The Independent's appeal is to be congratulated. In particular, the article about the young Palestinians and Lebanese who are negotiating a very complicated milieu in Lebanon gives us hope for the future ("Rappers who speak their mind in the name of peace", 18 December).
Over the past 12 months I have been in Beirut six times working with the Palestinian refugees whose conditions are described so graphically by Katherine Butler, and it is clear that young people there need a voice, an opportunity to express their hopes and aspirations. The refugee camps are stifling in the physical sense, but there is a tremendous amount of creativity just waiting for an outlet.
Earlier this year, the British actor-director David Morrissey led a team of actors holding a five-day drama workshop for Palestinian teenagers from camps across Lebanon. Held at the request of the UN Relief & Works Agency (UNRWA), the workshop saw young people travelling daily (and those who know Beirut's traffic will know that this is no mean feat) to a school adjacent to Shatila refugee camp in south Beirut.

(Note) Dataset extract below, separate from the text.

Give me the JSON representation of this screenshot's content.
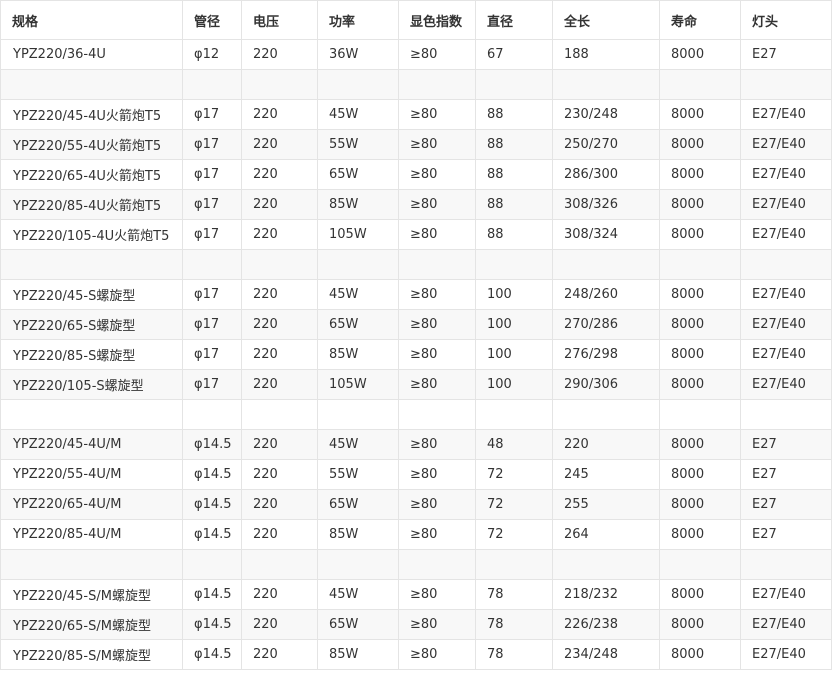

It culminated with a performance in front of family, friends, UNRWA officials and, I'm pleased to say, the British ambassador to Lebanon, Frances Guy.
The students were given free rein to develop their own performance topics and some opted for a fantasy on "If Palestine was free, I'd . . ."; others worked on morality plays. All saw the week as an opportunity to break out of what is a very staid and rigid education system (think Britain in the Fifties and Sixties) and learn in an exciting and vibrant way.
Giving such youngsters a voice, and an opportunity to let that voice be heard, is essential if the anger is to dissipate and their undoubted energy is to be channelled towards positive community and inter-community activities. I hope The Independent's appeal is a huge success.